The main cause of death from cancer is metastasis, the process that spreads the tumour to other organs and which has still few treatment options.

Low-Res_CNIO-CaixaResearch Frontiers Meetin_BAJA.

Source: Laura M. Lombardía / CNIO.

Participants at the congress CNIO-Caixa Research Frontiers Meeting ‘Metastasis’.

Research is changing our very concept of metastasis and lead to new ways of fighting it, some of them already in clinical trials, according to world leaders in this area who presented at the CNIO-Caixa Research Frontiers Meeting ‘Metastasis’, held at the Spanish National Cancer Research Center (CNIO).

The first paradigm shift is that metastasis “is a distinct disease, with its own biological mechanisms,” explains Eva González Suárez, head of the CNIO’s Transformation and Metastasis Group and co-organizer of the congress.

Status of metastasis

Metastasis was considered the most advanced stage of an oncological process; but today it appears to be a phenomenon that evolves on its own and starts probably much earlier than previously thought, with a few very specific cells capable of colonizing other organs, as Héctor Peinado, head of the CNIO’s Microenvironment and Metastasis Group and also co-organizer of the congress, points out. Moreover, these metastatic cells might not come from the primary tumour, as assumed so far, but from other metastases.

Researchers spoke about how stress and changes in circadian rhytms influence metastasis, tehe emerging field of cancer neuroscience, strategies to block communication between cancer cells, use of beta-blockers to prevent breast cancer metastasis and the deployment of bacteria against cancer.

Research carried out by Maria Rescigno at Humanitas University in Milan, Italy, focuses on “the interrelation between human body and microbiota – the ecosystem of bacteria, viruses, and fungi that populate organs and tissues – in order to understand its role in disease.”

Intestinal barrier

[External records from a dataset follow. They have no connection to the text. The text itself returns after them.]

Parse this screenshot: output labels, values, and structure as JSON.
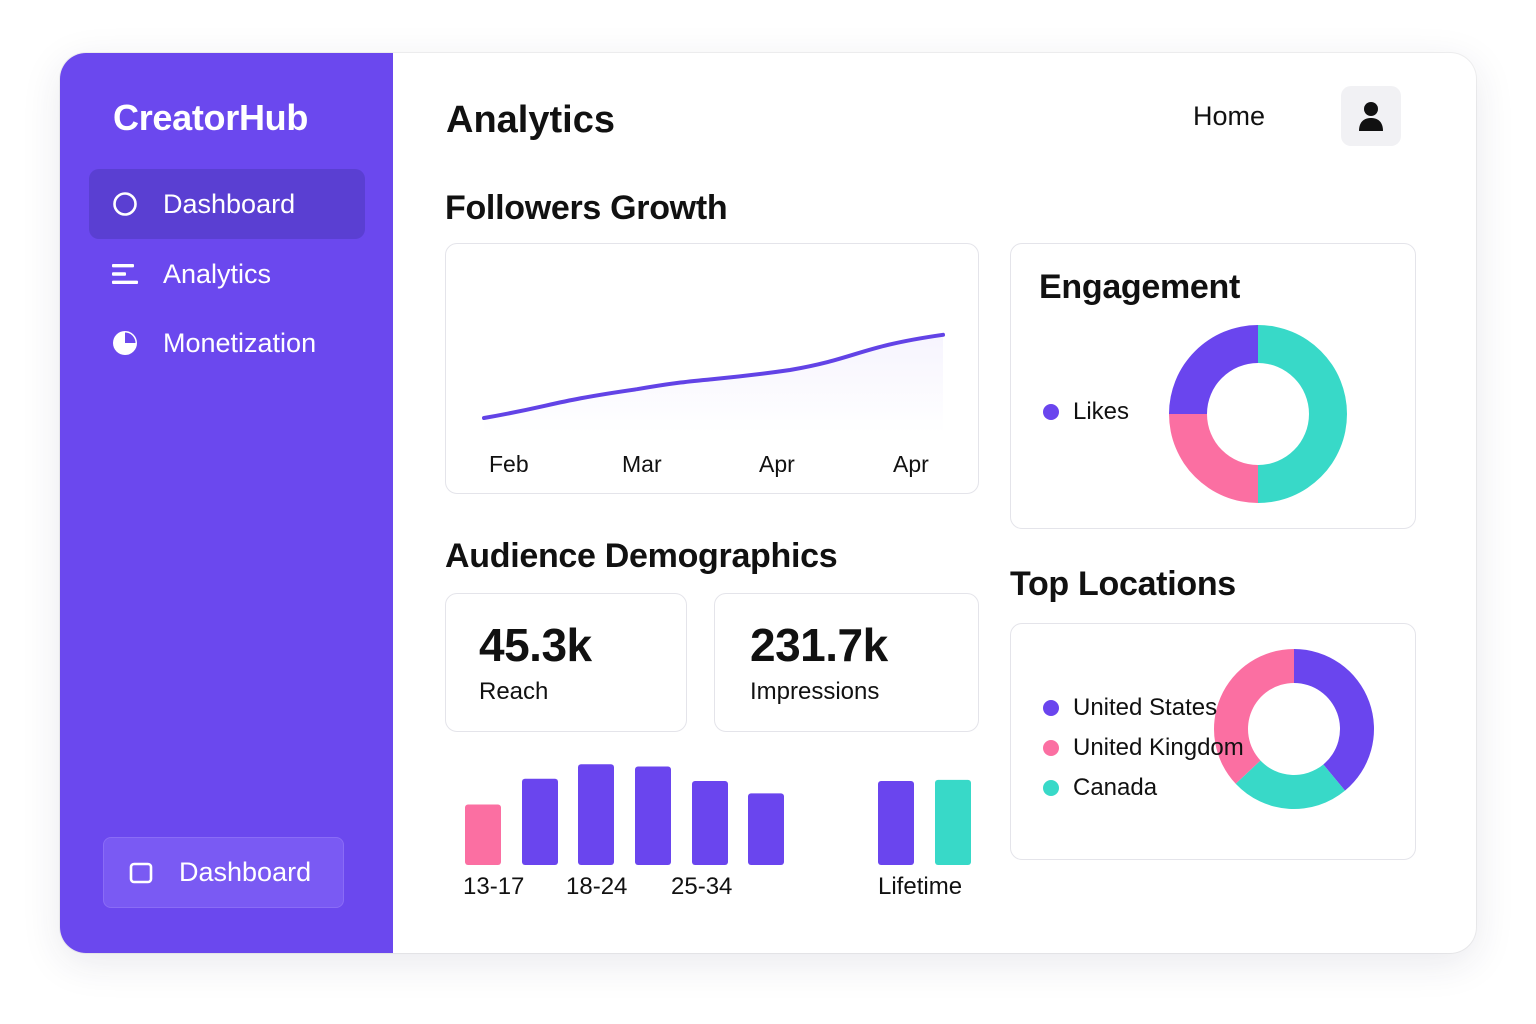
{
  "app": {
    "brand": "CreatorHub"
  },
  "sidebar": {
    "items": [
      {
        "label": "Dashboard",
        "icon": "circle-icon",
        "active": true
      },
      {
        "label": "Analytics",
        "icon": "bars-icon",
        "active": false
      },
      {
        "label": "Monetization",
        "icon": "pie-icon",
        "active": false
      }
    ],
    "footer_button": {
      "label": "Dashboard",
      "icon": "square-icon"
    }
  },
  "header": {
    "title": "Analytics",
    "home_label": "Home",
    "avatar_icon": "user-icon"
  },
  "followers": {
    "title": "Followers Growth",
    "months": [
      "Feb",
      "Mar",
      "Apr",
      "Apr"
    ]
  },
  "engagement": {
    "title": "Engagement",
    "legend": [
      {
        "label": "Likes",
        "color": "#6a45ee"
      }
    ]
  },
  "demographics": {
    "title": "Audience Demographics",
    "stats": [
      {
        "value": "45.3k",
        "label": "Reach"
      },
      {
        "value": "231.7k",
        "label": "Impressions"
      }
    ],
    "age_labels": [
      "13-17",
      "18-24",
      "25-34"
    ],
    "lifetime_label": "Lifetime"
  },
  "locations": {
    "title": "Top Locations",
    "legend": [
      {
        "label": "United States",
        "color": "#6a45ee"
      },
      {
        "label": "United Kingdom",
        "color": "#fb6fa2"
      },
      {
        "label": "Canada",
        "color": "#38d9c8"
      }
    ]
  },
  "colors": {
    "purple": "#6b48ee",
    "pink": "#fb6fa2",
    "teal": "#38d9c8"
  },
  "chart_data": [
    {
      "type": "line",
      "x": [
        "Feb",
        "Mar",
        "Apr",
        "Apr"
      ],
      "series": [
        {
          "values": [
            10,
            28,
            40,
            62
          ]
        }
      ],
      "ylim": [
        0,
        100
      ]
    },
    {
      "type": "pie",
      "slices": [
        {
          "value": 50,
          "color": "#38d9c8"
        },
        {
          "value": 25,
          "color": "#fb6fa2"
        },
        {
          "value": 25,
          "color": "#6a45ee"
        }
      ]
    },
    {
      "type": "bar",
      "values": [
        54,
        77,
        90,
        88,
        75,
        64,
        75,
        76
      ],
      "colors": [
        "#fb6fa2",
        "#6a45ee",
        "#6a45ee",
        "#6a45ee",
        "#6a45ee",
        "#6a45ee",
        "#6a45ee",
        "#38d9c8"
      ],
      "ylim": [
        0,
        100
      ]
    },
    {
      "type": "pie",
      "slices": [
        {
          "value": 39,
          "color": "#6a45ee"
        },
        {
          "value": 24,
          "color": "#38d9c8"
        },
        {
          "value": 37,
          "color": "#fb6fa2"
        }
      ]
    }
  ]
}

Rescigno is the recent discoverer of the existence of an intestinal barrier that protects the organism from the entry of external agents while allowing the absorption of nutrients.

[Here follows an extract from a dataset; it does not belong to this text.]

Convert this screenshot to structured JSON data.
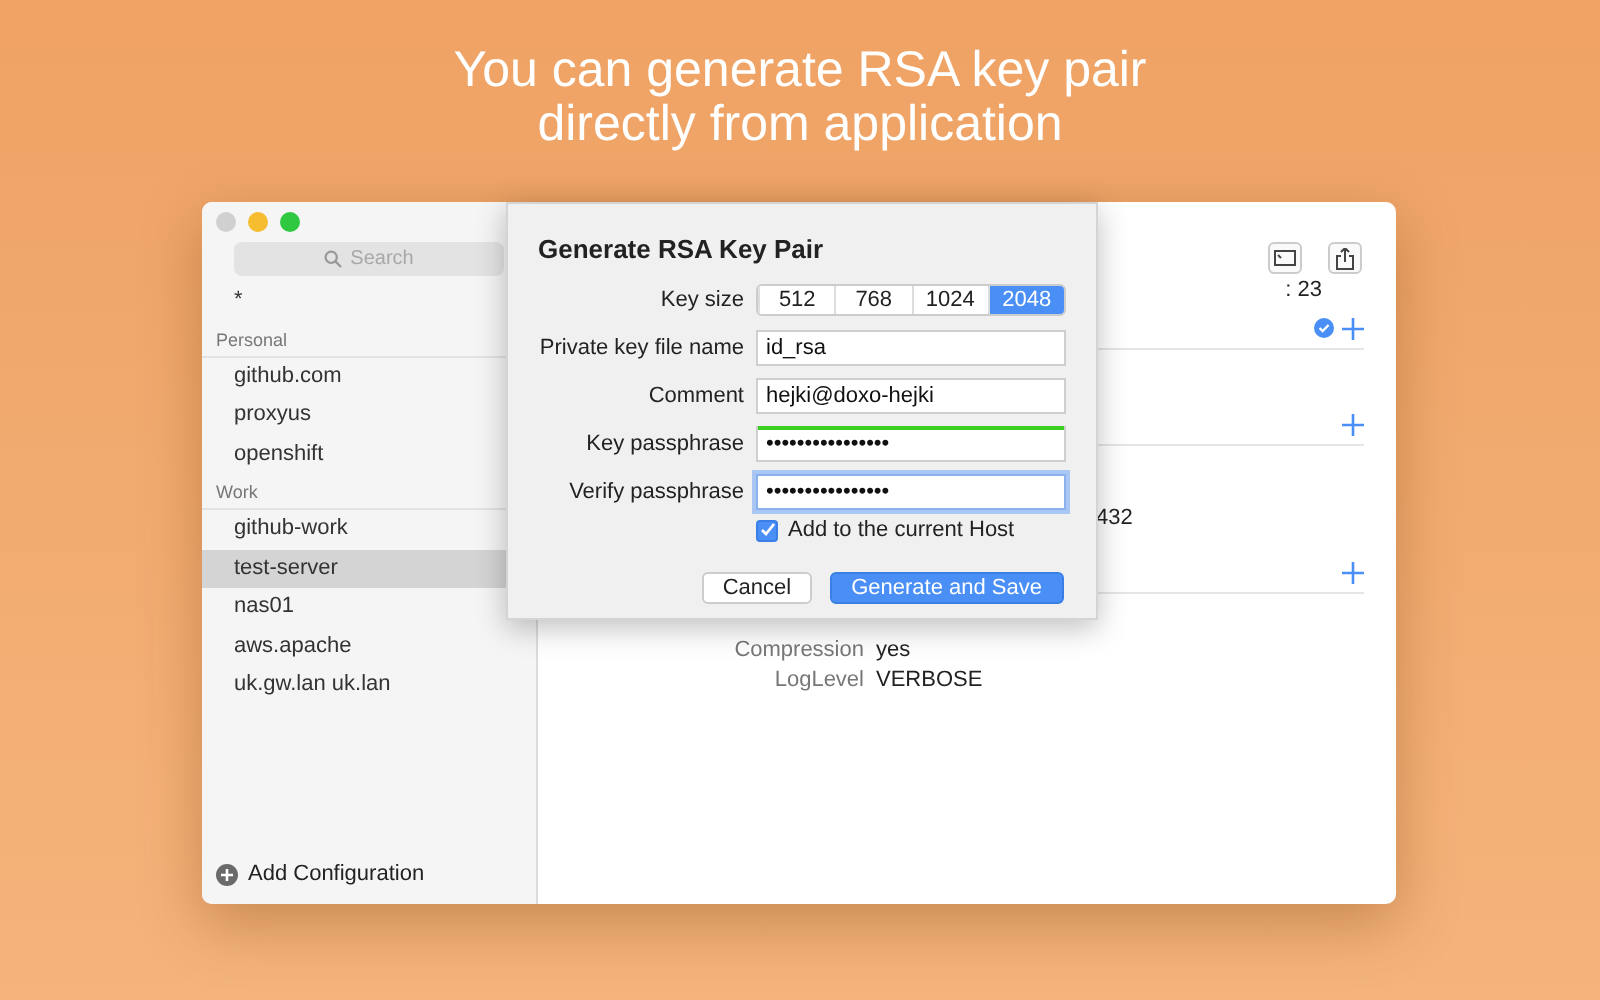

Her work has shown that there are bacteria which proliferate especially in the low-oxygen, dead-tissue environment found in tumours, suggesting the possibility of using bacteria deliberately prepared to activate the defensive response against tumours.

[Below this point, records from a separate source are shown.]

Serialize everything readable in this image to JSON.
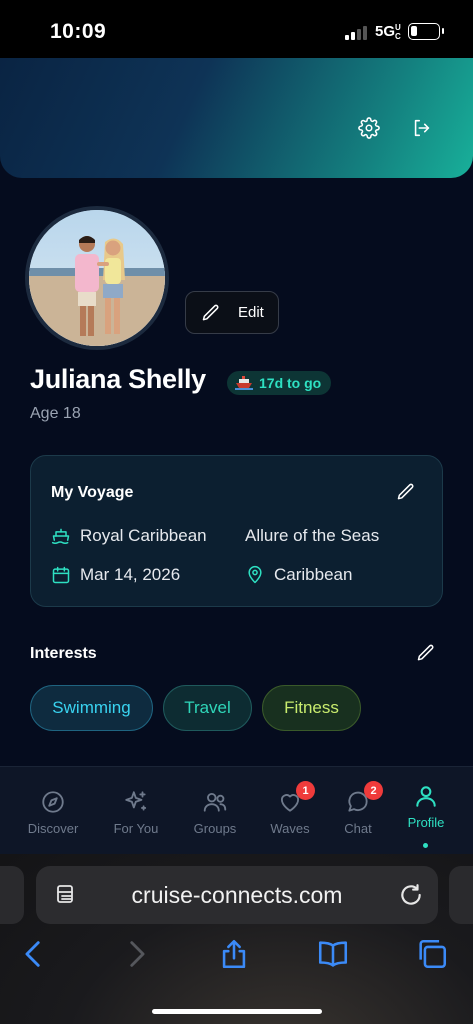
{
  "status_bar": {
    "time": "10:09",
    "network": "5G",
    "network_suffix": "UC"
  },
  "header": {
    "settings_icon": "gear-icon",
    "logout_icon": "logout-icon"
  },
  "profile": {
    "edit_label": "Edit",
    "name": "Juliana Shelly",
    "countdown": "17d to go",
    "age": "Age 18"
  },
  "voyage": {
    "title": "My Voyage",
    "cruise_line": "Royal Caribbean",
    "ship": "Allure of the Seas",
    "date": "Mar 14, 2026",
    "destination": "Caribbean"
  },
  "interests": {
    "title": "Interests",
    "items": [
      "Swimming",
      "Travel",
      "Fitness"
    ]
  },
  "nav": {
    "items": [
      {
        "label": "Discover",
        "icon": "compass-icon"
      },
      {
        "label": "For You",
        "icon": "sparkles-icon"
      },
      {
        "label": "Groups",
        "icon": "users-icon"
      },
      {
        "label": "Waves",
        "icon": "heart-icon",
        "badge": "1"
      },
      {
        "label": "Chat",
        "icon": "chat-icon",
        "badge": "2"
      },
      {
        "label": "Profile",
        "icon": "user-icon",
        "active": true
      }
    ]
  },
  "browser": {
    "url": "cruise-connects.com"
  },
  "colors": {
    "accent": "#2ee0c2",
    "background": "#050c1e",
    "badge": "#ef3b3b"
  }
}
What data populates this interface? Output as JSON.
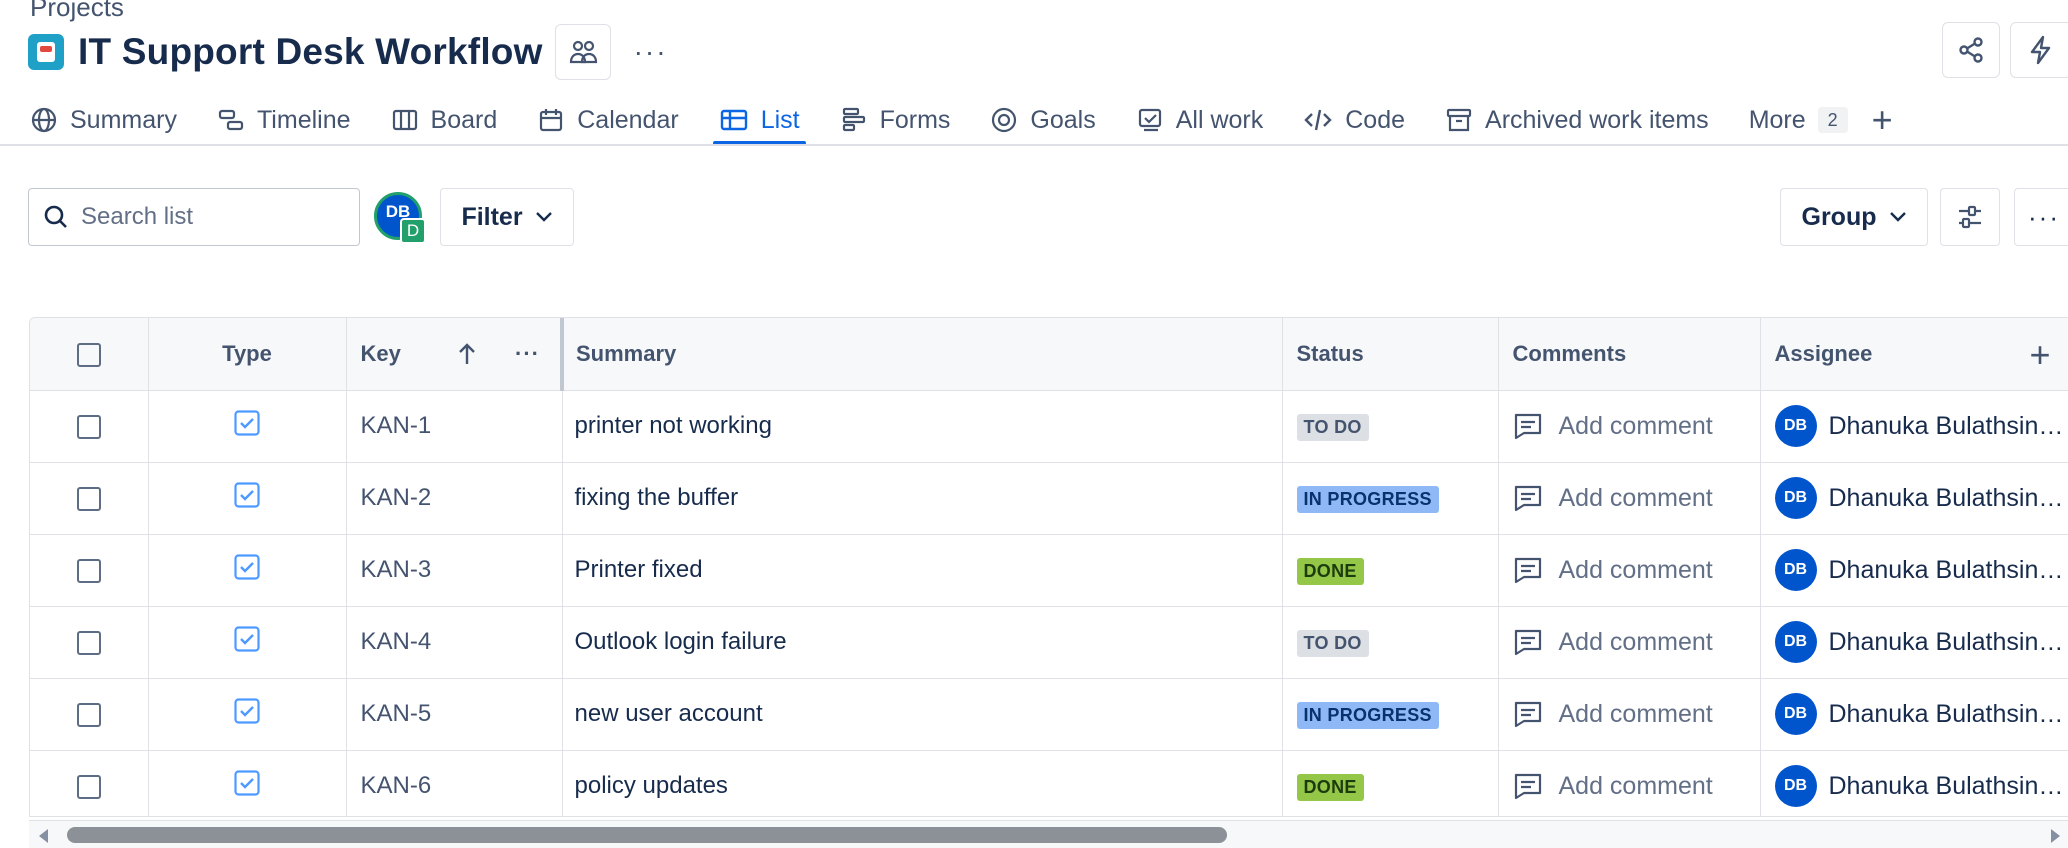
{
  "breadcrumb": "Projects",
  "header": {
    "title": "IT Support Desk Workflow"
  },
  "tabs": [
    {
      "label": "Summary",
      "icon": "globe-icon"
    },
    {
      "label": "Timeline",
      "icon": "timeline-icon"
    },
    {
      "label": "Board",
      "icon": "board-icon"
    },
    {
      "label": "Calendar",
      "icon": "calendar-icon"
    },
    {
      "label": "List",
      "icon": "list-icon",
      "active": true
    },
    {
      "label": "Forms",
      "icon": "forms-icon"
    },
    {
      "label": "Goals",
      "icon": "goals-icon"
    },
    {
      "label": "All work",
      "icon": "all-work-icon"
    },
    {
      "label": "Code",
      "icon": "code-icon"
    },
    {
      "label": "Archived work items",
      "icon": "archive-icon"
    },
    {
      "label": "More",
      "icon": null,
      "count": "2"
    }
  ],
  "toolbar": {
    "search_placeholder": "Search list",
    "avatar_initials": "DB",
    "avatar_sub": "D",
    "filter_label": "Filter",
    "group_label": "Group"
  },
  "table": {
    "headers": {
      "type": "Type",
      "key": "Key",
      "summary": "Summary",
      "status": "Status",
      "comments": "Comments",
      "assignee": "Assignee"
    },
    "rows": [
      {
        "key": "KAN-1",
        "summary": "printer not working",
        "status": "TO DO",
        "comment": "Add comment",
        "assignee_initials": "DB",
        "assignee": "Dhanuka Bulathsing..."
      },
      {
        "key": "KAN-2",
        "summary": "fixing the buffer",
        "status": "IN PROGRESS",
        "comment": "Add comment",
        "assignee_initials": "DB",
        "assignee": "Dhanuka Bulathsing..."
      },
      {
        "key": "KAN-3",
        "summary": "Printer fixed",
        "status": "DONE",
        "comment": "Add comment",
        "assignee_initials": "DB",
        "assignee": "Dhanuka Bulathsing..."
      },
      {
        "key": "KAN-4",
        "summary": "Outlook login failure",
        "status": "TO DO",
        "comment": "Add comment",
        "assignee_initials": "DB",
        "assignee": "Dhanuka Bulathsing..."
      },
      {
        "key": "KAN-5",
        "summary": "new user account",
        "status": "IN PROGRESS",
        "comment": "Add comment",
        "assignee_initials": "DB",
        "assignee": "Dhanuka Bulathsing..."
      },
      {
        "key": "KAN-6",
        "summary": "policy updates",
        "status": "DONE",
        "comment": "Add comment",
        "assignee_initials": "DB",
        "assignee": "Dhanuka Bulathsing..."
      }
    ]
  },
  "colors": {
    "accent": "#0c66e4",
    "status_todo": "#dcdfe4",
    "status_in_progress": "#8fb8f6",
    "status_done": "#94c748",
    "avatar": "#0055cc"
  }
}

Another line of research shows that microorganisms are involved in preparing tissues to host metastatic cells, so preventing this nest preparation for metastasis using drugs would be another possible therapeutic avenue.

González Suárez considers it relevant to highlight the trials Claudia Gravekamp, from Albert Einstein College of Medicine, is carrying out along this line. They involve treatments with bacteria against which we have been vaccinated in our childhood, as a trick to reactivate the immune response.

“We are going to start treating cancer with bacteria,” says congress co-organizer Manuel Valiente.